It was Captain Rick who liberated us. He swooped in on the girls with their moist faces and disarmed them with his cool. He knew all about swarthy opponents, and he first stroked their bulging arms and then peppered them with compliments. Don’t get ugly, he cooed, as if that was avoidable. They responded with grunting yells about how Hemmi was a thief and she had stolen from them, that the whole fucking thing was a scam. But Hemmi’s a clepto, I managed, and Rick caught on. Yah, Yah, she’s a great dancer and we like having her around, but she steals from everybody, right Hemmi? Hemmi offered up a wallet out of no where and it was full of bills, Ben Franklins, and the girls chomped down on the money like they’d earned it, like they could feed on it for weeks.
It took me a full minute to realize that it was my wallet, my money, the bills I’d been storing up to give back to Vegaboy, and I was getting sold out by Captain Rick to these repulsive bitches ripe with the fetor of strange sexual desires. They yipped and barked and took up my money in their teeth. I realized, Captain Rick was making them HEEL and soon he’d tell them to SICK EM, just like his angry old man had in the high desert to those snarling German Shepherds. It was an act of God when the waiter brought plates of bacon-wrapped hotdogs and salty fries for the girls. They sniffed around the platters and finally lowered their faces and fed like the terrifying animals they were. Captain Rick winked, marshal of another victorious operation. Relief washed over me so fast I nearly pissed right there on my stool.
But morale had plunged. Hemmi looked at me with those old wrinkled eyes and Captain Rick slapped me weakly on the back and offered to spring for the taxi back to Golden Santa Drive. The ride was air-conditioned, silent. His bungalow, when I got there, was a museum of exercise equipment and a broken chez lounge littered with Rick’s morning motivational speeches. To make me feel better, he turned on a film of the Nellis flight simulations and gave me a small tin ball to smoke. I stayed up all night, lonesome, as Rick and Hemmi tended to each other’s wounds in the master bedroom and the movie played in a strange loop, the shadow of Rick’s jet moving over fake schools and fake mosques and fake refugee camps and then eventually up and over the city of Las Vegas. My spirits waned. I owed Vegaboy many hundreds of dollars, it could take weeks of hustling in Conventionlandia. Despite my dejection, every time I smoked I caught myself cheering for Captain Rick as he pulled his simulated triggers and shot simulated missiles down into the guts of this desert city, its red mountains and strips of highway perfect for bombing from the sky. If only I could get high enough, I thought. I would try, I promised no one, I would try.
Paradise, NV” is from a collection of linked stories called The Vegaboy Chronicles, some of which have appeared in Joyland, PANK, River Styx,The Collagist and Hobart.
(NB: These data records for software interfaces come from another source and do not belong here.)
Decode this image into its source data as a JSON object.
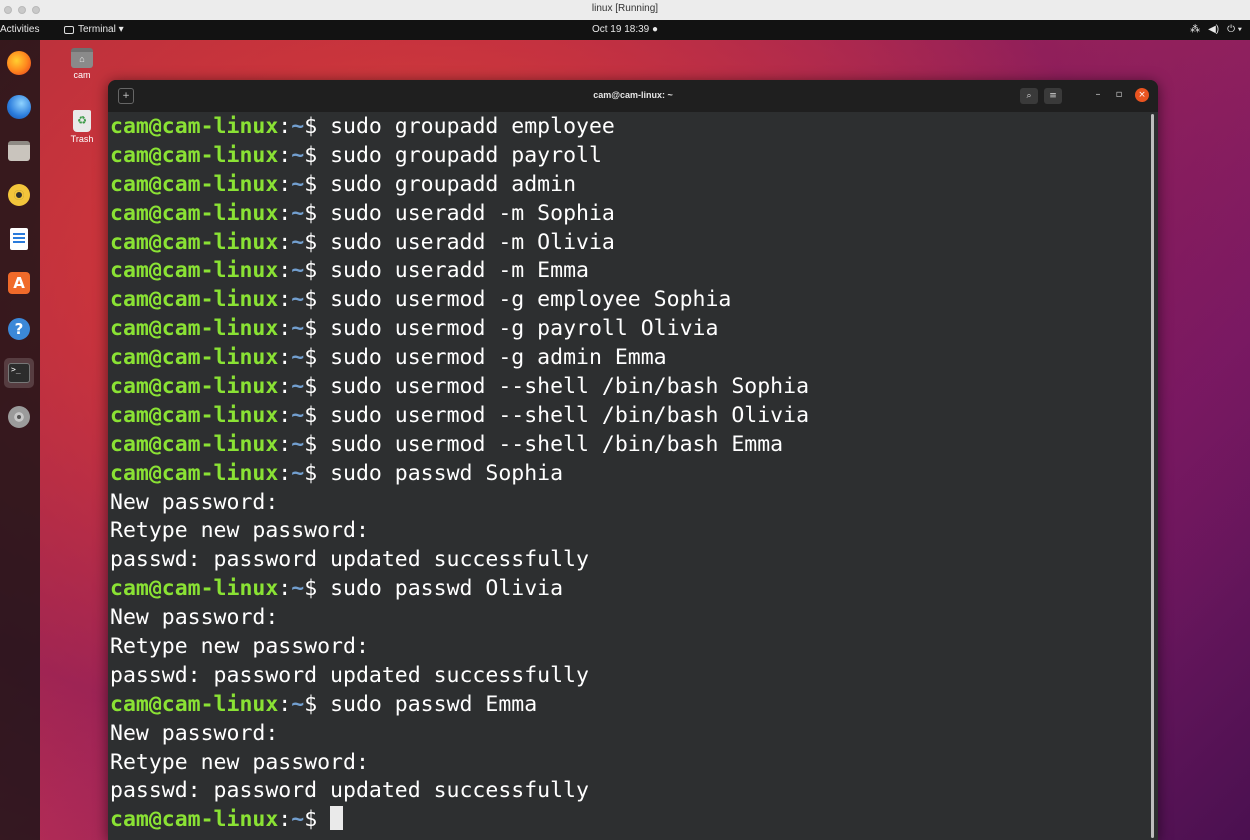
{
  "vm_window": {
    "title": "linux [Running]"
  },
  "top_panel": {
    "activities": "Activities",
    "app_menu": "Terminal ▾",
    "clock": "Oct 19  18:39  ●",
    "tray": [
      "⁂",
      "◀)",
      "⏻ ▾"
    ]
  },
  "desktop": {
    "home_icon_label": "cam",
    "trash_icon_label": "Trash"
  },
  "dock": {
    "items": [
      "firefox-icon",
      "thunderbird-icon",
      "files-icon",
      "rhythmbox-icon",
      "writer-icon",
      "software-icon",
      "help-icon",
      "terminal-icon",
      "settings-icon"
    ]
  },
  "terminal": {
    "title": "cam@cam-linux: ~",
    "prompt_user": "cam@cam-linux",
    "prompt_sep": ":",
    "prompt_path": "~",
    "prompt_char": "$ ",
    "lines": [
      {
        "type": "cmd",
        "text": "sudo groupadd employee"
      },
      {
        "type": "cmd",
        "text": "sudo groupadd payroll"
      },
      {
        "type": "cmd",
        "text": "sudo groupadd admin"
      },
      {
        "type": "cmd",
        "text": "sudo useradd -m Sophia"
      },
      {
        "type": "cmd",
        "text": "sudo useradd -m Olivia"
      },
      {
        "type": "cmd",
        "text": "sudo useradd -m Emma"
      },
      {
        "type": "cmd",
        "text": "sudo usermod -g employee Sophia"
      },
      {
        "type": "cmd",
        "text": "sudo usermod -g payroll Olivia"
      },
      {
        "type": "cmd",
        "text": "sudo usermod -g admin Emma"
      },
      {
        "type": "cmd",
        "text": "sudo usermod --shell /bin/bash Sophia"
      },
      {
        "type": "cmd",
        "text": "sudo usermod --shell /bin/bash Olivia"
      },
      {
        "type": "cmd",
        "text": "sudo usermod --shell /bin/bash Emma"
      },
      {
        "type": "cmd",
        "text": "sudo passwd Sophia"
      },
      {
        "type": "out",
        "text": "New password:"
      },
      {
        "type": "out",
        "text": "Retype new password:"
      },
      {
        "type": "out",
        "text": "passwd: password updated successfully"
      },
      {
        "type": "cmd",
        "text": "sudo passwd Olivia"
      },
      {
        "type": "out",
        "text": "New password:"
      },
      {
        "type": "out",
        "text": "Retype new password:"
      },
      {
        "type": "out",
        "text": "passwd: password updated successfully"
      },
      {
        "type": "cmd",
        "text": "sudo passwd Emma"
      },
      {
        "type": "out",
        "text": "New password:"
      },
      {
        "type": "out",
        "text": "Retype new password:"
      },
      {
        "type": "out",
        "text": "passwd: password updated successfully"
      },
      {
        "type": "prompt",
        "text": ""
      }
    ]
  }
}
Leah Bailly finished an MFA in Las Vegas, and is currently completing a PhD in Creative Writing at the University of Southern California.